[Data records]

***

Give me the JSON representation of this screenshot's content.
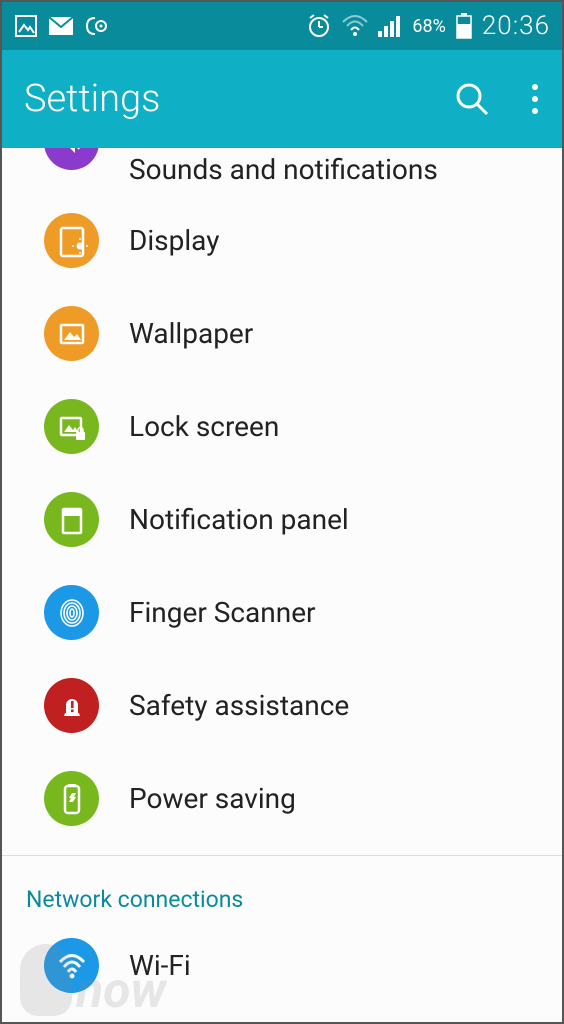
{
  "statusbar": {
    "time": "20:36",
    "battery_pct": "68%",
    "icons_left": [
      "image-icon",
      "mail-icon",
      "beam-icon"
    ],
    "icons_right": [
      "alarm-icon",
      "wifi-icon",
      "signal-icon",
      "battery-icon"
    ]
  },
  "appbar": {
    "title": "Settings"
  },
  "settings": {
    "items": [
      {
        "id": "sounds",
        "label": "Sounds and notifications",
        "color": "purple",
        "icon": "volume-icon",
        "cut": true
      },
      {
        "id": "display",
        "label": "Display",
        "color": "orange",
        "icon": "display-icon"
      },
      {
        "id": "wallpaper",
        "label": "Wallpaper",
        "color": "orange",
        "icon": "picture-icon"
      },
      {
        "id": "lockscreen",
        "label": "Lock screen",
        "color": "green",
        "icon": "lock-picture-icon"
      },
      {
        "id": "notifpanel",
        "label": "Notification panel",
        "color": "green",
        "icon": "panel-icon"
      },
      {
        "id": "fingerprint",
        "label": "Finger Scanner",
        "color": "blue",
        "icon": "fingerprint-icon"
      },
      {
        "id": "safety",
        "label": "Safety assistance",
        "color": "red",
        "icon": "alert-icon"
      },
      {
        "id": "powersaving",
        "label": "Power saving",
        "color": "green",
        "icon": "recycle-icon"
      }
    ],
    "section2_title": "Network connections",
    "wifi_label": "Wi-Fi"
  }
}
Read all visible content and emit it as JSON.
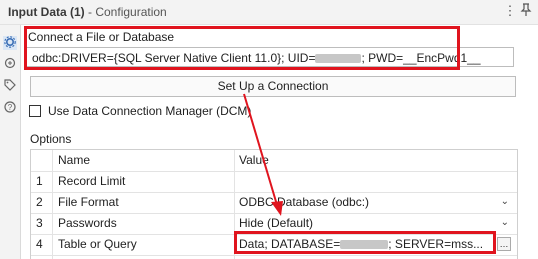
{
  "window": {
    "title": "Input Data (1)",
    "subtitle": "- Configuration",
    "menu_icon": "more-vertical-icon",
    "pin_icon": "pin-icon"
  },
  "left_toolbar": {
    "icons": [
      "gear-icon",
      "refresh-arrows-icon",
      "tag-icon",
      "help-icon"
    ]
  },
  "connect": {
    "heading": "Connect a File or Database",
    "value_prefix": "odbc:DRIVER={SQL Server Native Client 11.0}; UID=",
    "value_suffix": "; PWD=__EncPwd1__"
  },
  "setup_button": {
    "label": "Set Up a Connection"
  },
  "dcm": {
    "label": "Use Data Connection Manager (DCM)",
    "checked": false
  },
  "options": {
    "label": "Options",
    "columns": [
      "Name",
      "Value"
    ],
    "rows": [
      {
        "num": "1",
        "name": "Record Limit",
        "value": ""
      },
      {
        "num": "2",
        "name": "File Format",
        "value": "ODBC Database (odbc:)"
      },
      {
        "num": "3",
        "name": "Passwords",
        "value": "Hide (Default)"
      },
      {
        "num": "4",
        "name": "Table or Query",
        "value_prefix": "Data;  DATABASE=",
        "value_suffix": ";  SERVER=mss..."
      }
    ]
  },
  "colors": {
    "highlight": "#e0141e",
    "panel_bg": "#f3f3f3"
  }
}
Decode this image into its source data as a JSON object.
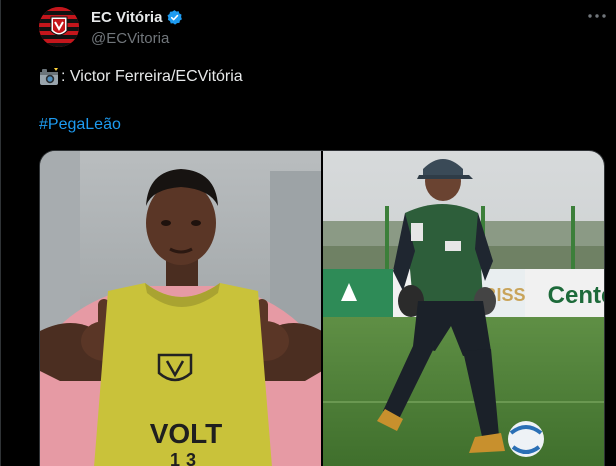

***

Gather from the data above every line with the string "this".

Give me the JSON representation of this screenshot's content.
Decode this image into its source data as a JSON object.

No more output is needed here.